Don't answer that!Brian Cooley shows off tech designed to keep drivers' hands on the wheel and their eyes on the road.
[ Music ] ^M00:00:05 >> Brian: Now most of us want to do the right thing but our discipline can be weak when there are calls and messaging coming in. So today you can find little hardware devices or software to put on your phone that both do the same thing, they know when the phone is in a moving car and disable it from receiving phone calls, emails and texts. >> Drive Safe dot LY, on. >> Brian: Automatically replying to the senders and callers saying, "I'm driving right now.

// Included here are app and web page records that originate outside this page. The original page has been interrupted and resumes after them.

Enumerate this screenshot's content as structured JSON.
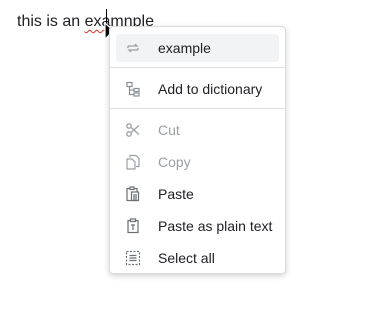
{
  "editor": {
    "text_before": "this is an ",
    "misspelled_word": "examnple"
  },
  "context_menu": {
    "suggestion": {
      "label": "example",
      "icon": "replace-icon"
    },
    "add_to_dictionary": {
      "label": "Add to dictionary",
      "icon": "dictionary-icon"
    },
    "cut": {
      "label": "Cut",
      "icon": "scissors-icon",
      "enabled": false
    },
    "copy": {
      "label": "Copy",
      "icon": "copy-icon",
      "enabled": false
    },
    "paste": {
      "label": "Paste",
      "icon": "paste-icon",
      "enabled": true
    },
    "paste_plain": {
      "label": "Paste as plain text",
      "icon": "clipboard-text-icon",
      "enabled": true
    },
    "select_all": {
      "label": "Select all",
      "icon": "select-all-icon",
      "enabled": true
    }
  },
  "colors": {
    "menu_border": "#dadce0",
    "highlight": "#f1f3f4",
    "disabled_text": "#9aa0a6",
    "spellcheck_underline": "#d93025"
  }
}
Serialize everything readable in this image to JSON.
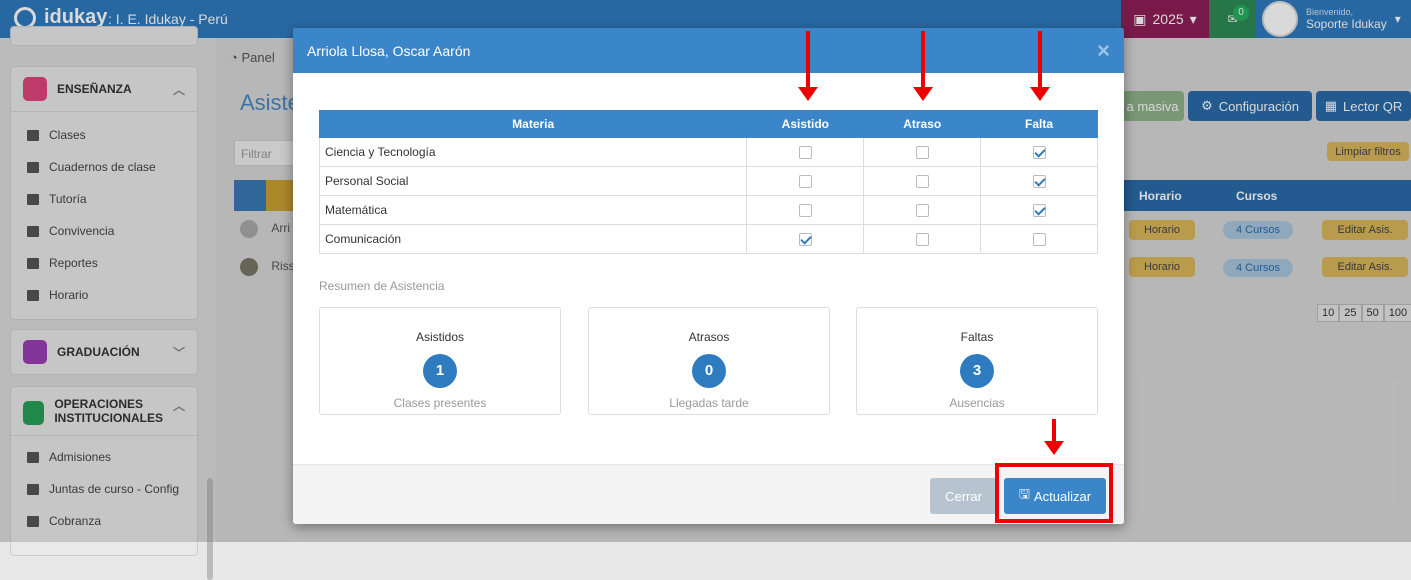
{
  "topbar": {
    "logo": "idukay",
    "school": ": I. E. Idukay - Perú",
    "year": "2025",
    "mail_count": "0",
    "welcome": "Bienvenido,",
    "user": "Soporte Idukay"
  },
  "sidebar": {
    "ensenanza": {
      "title": "ENSEÑANZA",
      "items": [
        "Clases",
        "Cuadernos de clase",
        "Tutoría",
        "Convivencia",
        "Reportes",
        "Horario"
      ]
    },
    "graduacion": {
      "title": "GRADUACIÓN"
    },
    "operaciones": {
      "title": "OPERACIONES INSTITUCIONALES",
      "items": [
        "Admisiones",
        "Juntas de curso - Config",
        "Cobranza"
      ]
    }
  },
  "background": {
    "breadcrumb": "Panel",
    "page_title": "Asiste",
    "filter_placeholder": "Filtrar",
    "masiva": "a masiva",
    "config": "Configuración",
    "lector": "Lector QR",
    "limpiar": "Limpiar filtros",
    "col_horario": "Horario",
    "col_cursos": "Cursos",
    "rows": [
      {
        "name": "Arri",
        "horario": "Horario",
        "cursos": "4 Cursos",
        "editar": "Editar Asis."
      },
      {
        "name": "Riss",
        "horario": "Horario",
        "cursos": "4 Cursos",
        "editar": "Editar Asis."
      }
    ],
    "pagination": [
      "10",
      "25",
      "50",
      "100"
    ]
  },
  "modal": {
    "title": "Arriola Llosa, Oscar Aarón",
    "close": "×",
    "headers": [
      "Materia",
      "Asistido",
      "Atraso",
      "Falta"
    ],
    "rows": [
      {
        "materia": "Ciencia y Tecnología",
        "asistido": false,
        "atraso": false,
        "falta": true
      },
      {
        "materia": "Personal Social",
        "asistido": false,
        "atraso": false,
        "falta": true
      },
      {
        "materia": "Matemática",
        "asistido": false,
        "atraso": false,
        "falta": true
      },
      {
        "materia": "Comunicación",
        "asistido": true,
        "atraso": false,
        "falta": false
      }
    ],
    "summary_label": "Resumen de Asistencia",
    "cards": [
      {
        "title": "Asistidos",
        "value": "1",
        "sub": "Clases presentes"
      },
      {
        "title": "Atrasos",
        "value": "0",
        "sub": "Llegadas tarde"
      },
      {
        "title": "Faltas",
        "value": "3",
        "sub": "Ausencias"
      }
    ],
    "cerrar": "Cerrar",
    "actualizar": "Actualizar"
  },
  "colors": {
    "primary": "#3a86c9",
    "annotation": "#ee0000"
  }
}
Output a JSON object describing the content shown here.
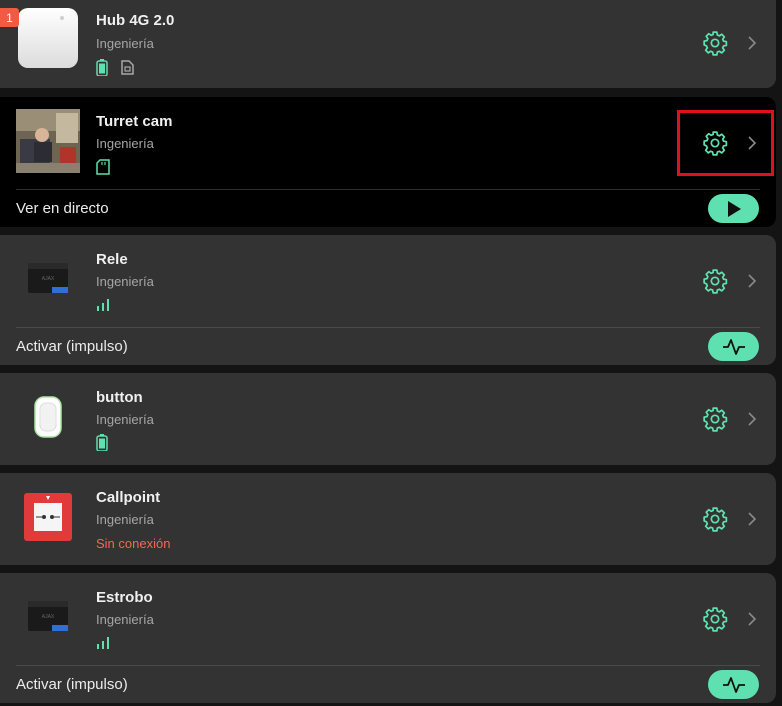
{
  "accent_color": "#5fe0b0",
  "offline_color": "#f26a4f",
  "devices": [
    {
      "name": "Hub 4G 2.0",
      "room": "Ingeniería",
      "badge": "1",
      "status_icons": [
        "battery-icon",
        "sim-card-icon"
      ]
    },
    {
      "name": "Turret cam",
      "room": "Ingeniería",
      "status_icons": [
        "sd-card-icon"
      ],
      "action_label": "Ver en directo",
      "action_icon": "play-icon"
    },
    {
      "name": "Rele",
      "room": "Ingeniería",
      "status_icons": [
        "signal-strength-icon"
      ],
      "action_label": "Activar (impulso)",
      "action_icon": "pulse-icon"
    },
    {
      "name": "button",
      "room": "Ingeniería",
      "status_icons": [
        "battery-icon"
      ]
    },
    {
      "name": "Callpoint",
      "room": "Ingeniería",
      "status_text": "Sin conexión"
    },
    {
      "name": "Estrobo",
      "room": "Ingeniería",
      "status_icons": [
        "signal-strength-icon"
      ],
      "action_label": "Activar (impulso)",
      "action_icon": "pulse-icon"
    }
  ]
}
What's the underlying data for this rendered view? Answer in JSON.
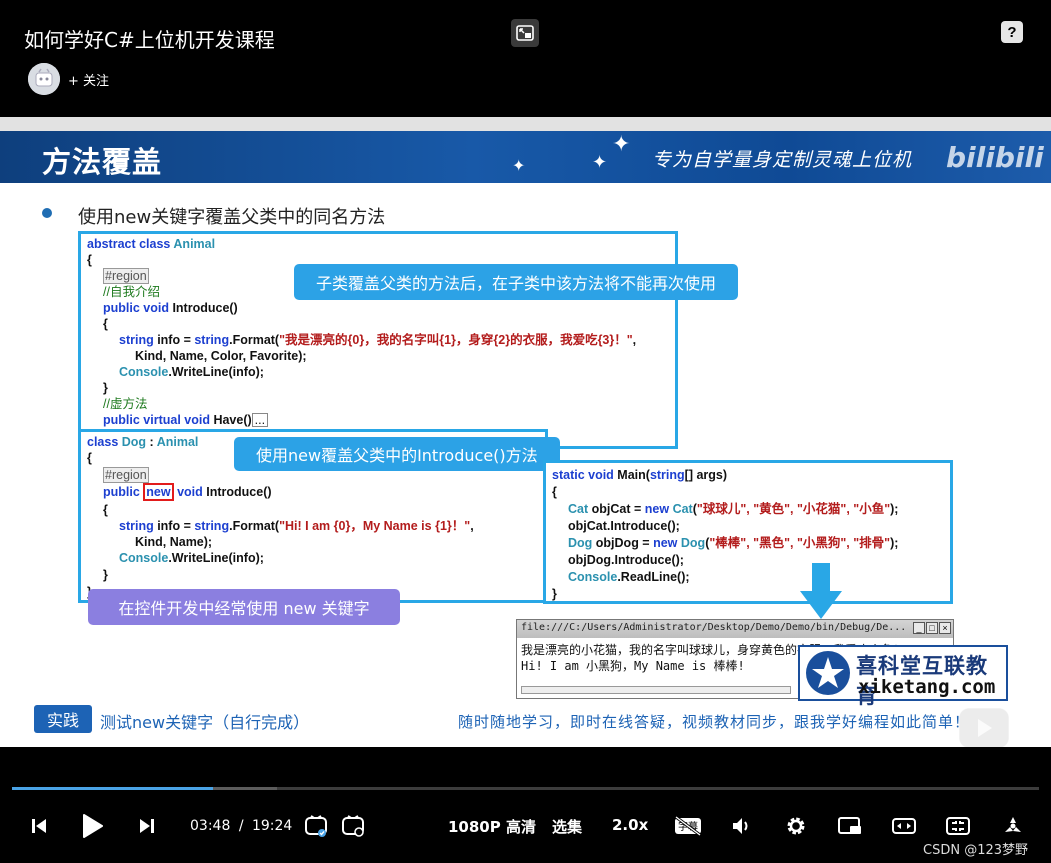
{
  "header": {
    "title": "如何学好C#上位机开发课程",
    "follow_label": "+ 关注"
  },
  "slide": {
    "banner_title": "方法覆盖",
    "slogan": "专为自学量身定制灵魂上位机",
    "brand": "bilibili",
    "bullet": "使用new关键字覆盖父类中的同名方法",
    "callout_top": "子类覆盖父类的方法后，在子类中该方法将不能再次使用",
    "callout_middle": "使用new覆盖父类中的Introduce()方法",
    "callout_bottom": "在控件开发中经常使用 new 关键字",
    "animal_code": {
      "l1_kw": "abstract class ",
      "l1_ty": "Animal",
      "l2": "{",
      "l3": "#region",
      "l4": "//自我介绍",
      "l5_kw": "public void ",
      "l5": "Introduce()",
      "l6": "{",
      "l7_kw1": "string ",
      "l7_a": "info = ",
      "l7_kw2": "string",
      "l7_b": ".Format(",
      "l7_st": "\"我是漂亮的{0}，我的名字叫{1}，身穿{2}的衣服，我爱吃{3}！\"",
      "l7_c": ",",
      "l8": "Kind, Name, Color, Favorite);",
      "l9_ty": "Console",
      "l9": ".WriteLine(info);",
      "l10": "}",
      "l11": "//虚方法",
      "l12_kw": "public virtual void ",
      "l12": "Have()",
      "l12_dots": "..."
    },
    "dog_code": {
      "l1_kw": "class ",
      "l1_ty": "Dog",
      "l1_a": " : ",
      "l1_ty2": "Animal",
      "l2": "{",
      "l3": "#region",
      "l4_kw1": "public ",
      "l4_new": "new",
      "l4_kw2": " void ",
      "l4": "Introduce()",
      "l5": "{",
      "l6_kw1": "string ",
      "l6_a": "info = ",
      "l6_kw2": "string",
      "l6_b": ".Format(",
      "l6_st": "\"Hi! I am {0}，My Name is {1}！\"",
      "l6_c": ",",
      "l7": "Kind, Name);",
      "l8_ty": "Console",
      "l8": ".WriteLine(info);",
      "l9": "}",
      "l10": "}"
    },
    "main_code": {
      "l1_kw": "static void ",
      "l1": "Main(",
      "l1_kw2": "string",
      "l1_b": "[] args)",
      "l2": "{",
      "l3_ty": "Cat ",
      "l3_a": "objCat = ",
      "l3_kw": "new ",
      "l3_ty2": "Cat",
      "l3_b": "(",
      "l3_st": "\"球球儿\", \"黄色\", \"小花猫\", \"小鱼\"",
      "l3_c": ");",
      "l4": "objCat.Introduce();",
      "l5_ty": "Dog ",
      "l5_a": "objDog = ",
      "l5_kw": "new ",
      "l5_ty2": "Dog",
      "l5_b": "(",
      "l5_st": "\"棒棒\", \"黑色\", \"小黑狗\", \"排骨\"",
      "l5_c": ");",
      "l6": "objDog.Introduce();",
      "l7_ty": "Console",
      "l7": ".ReadLine();",
      "l8": "}"
    },
    "console_window": {
      "path": "file:///C:/Users/Administrator/Desktop/Demo/Demo/bin/Debug/De...",
      "line1": "我是漂亮的小花猫，我的名字叫球球儿，身穿黄色的衣服，我爱吃小鱼！",
      "line2": "Hi! I am 小黑狗，My Name is 棒棒!"
    },
    "logo_cn": "喜科堂互联教育",
    "logo_en": "xiketang.com",
    "practice_badge": "实践",
    "practice_text": "测试new关键字（自行完成）",
    "footer_text": "随时随地学习，即时在线答疑，视频教材同步，跟我学好编程如此简单！"
  },
  "controls": {
    "current_time": "03:48",
    "separator": "/",
    "total_time": "19:24",
    "progress_fraction": 0.196,
    "buffer_fraction": 0.258,
    "quality": "1080P 高清",
    "episodes": "选集",
    "speed": "2.0x",
    "subtitle_icon_text": "字幕",
    "danmaku_icon_text": "弹"
  },
  "watermark": "CSDN @123梦野",
  "colors": {
    "accent": "#4aa3e6",
    "banner": "#1859a8",
    "callout_blue": "#2ca2e6",
    "callout_purple": "#8b7fe0",
    "code_border": "#29a7e6"
  }
}
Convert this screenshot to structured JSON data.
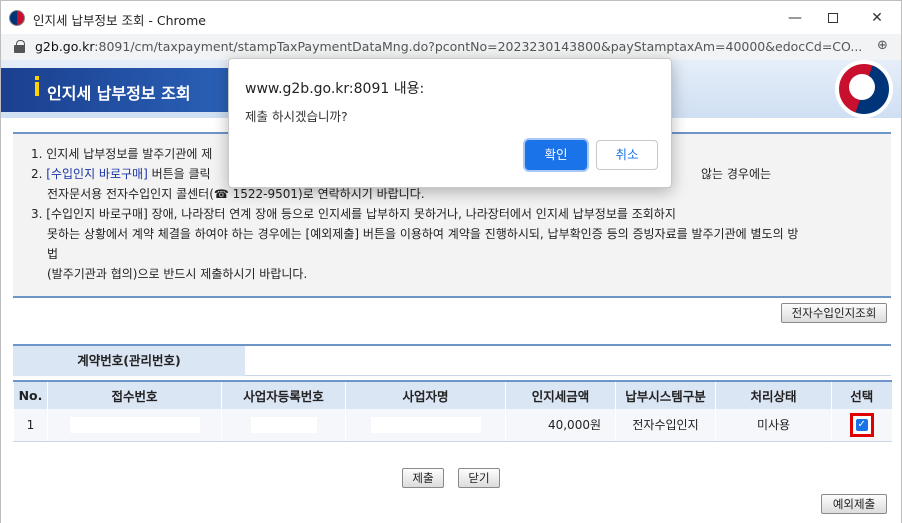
{
  "window": {
    "title": "인지세 납부정보 조회 - Chrome",
    "min_label": "—",
    "close_label": "✕"
  },
  "address": {
    "host": "g2b.go.kr",
    "rest": ":8091/cm/taxpayment/stampTaxPaymentDataMng.do?pcontNo=2023230143800&payStamptaxAm=40000&edocCd=CO...",
    "zoom_icon": "⊕"
  },
  "header": {
    "title": "인지세 납부정보 조회"
  },
  "notice": {
    "line1": "1. 인지세 납부정보를 발주기관에 제",
    "line2_blue": "[수입인지 바로구매]",
    "line2_prefix": "2. ",
    "line2_rest": " 버튼을 클릭",
    "line2_tail": "않는 경우에는",
    "line3": "전자문서용 전자수입인지 콜센터(☎ 1522-9501)로 연락하시기 바랍니다.",
    "line4": "3. [수입인지 바로구매] 장애, 나라장터 연계 장애 등으로 인지세를 납부하지 못하거나, 나라장터에서 인지세 납부정보를 조회하지",
    "line5": "못하는 상황에서 계약 체결을 하여야 하는 경우에는 [예외제출] 버튼을 이용하여 계약을 진행하시되, 납부확인증 등의 증빙자료를 발주기관에 별도의 방",
    "line6": "법",
    "line7": "(발주기관과 협의)으로 반드시 제출하시기 바랍니다."
  },
  "buttons": {
    "lookup": "전자수입인지조회",
    "submit": "제출",
    "close": "닫기",
    "except": "예외제출"
  },
  "contract": {
    "label": "계약번호(관리번호)"
  },
  "table": {
    "headers": [
      "No.",
      "접수번호",
      "사업자등록번호",
      "사업자명",
      "인지세금액",
      "납부시스템구분",
      "처리상태",
      "선택"
    ],
    "rows": [
      {
        "no": "1",
        "amount": "40,000원",
        "system": "전자수입인지",
        "status": "미사용",
        "checked": "✓"
      }
    ]
  },
  "dialog": {
    "title": "www.g2b.go.kr:8091 내용:",
    "message": "제출 하시겠습니까?",
    "ok": "확인",
    "cancel": "취소"
  }
}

I'll get back to you shortly." Now, on the other hand, if you feel you need to stay on top of your text and emails in some way while driving there are programs like this that are going to read the messages to you. >> Hello, Brian, when will you be here? >> Brian: And then let you reply back with simple caned responses, then when you get to your destination you can really pay attention to them and do a more detailed reply. And if you're in the market for a new car check out systems from companies like Kia and Ford that will also read texts to you. >> 2, 3. >> Brian: But also let you voice command the car stereo, the navigation system all without taking your eyes off the road and fiddling with lots of buttons. Now, of course, the safest way to be in your car with a phone is to put it down and not pay attention to it. But let's face it, we're all human. With some of these technologies I've shown you, you can at least be a safer one. For CBS News I'm Brian Cooley, CNET.com in San Francisco. ^E00:01:19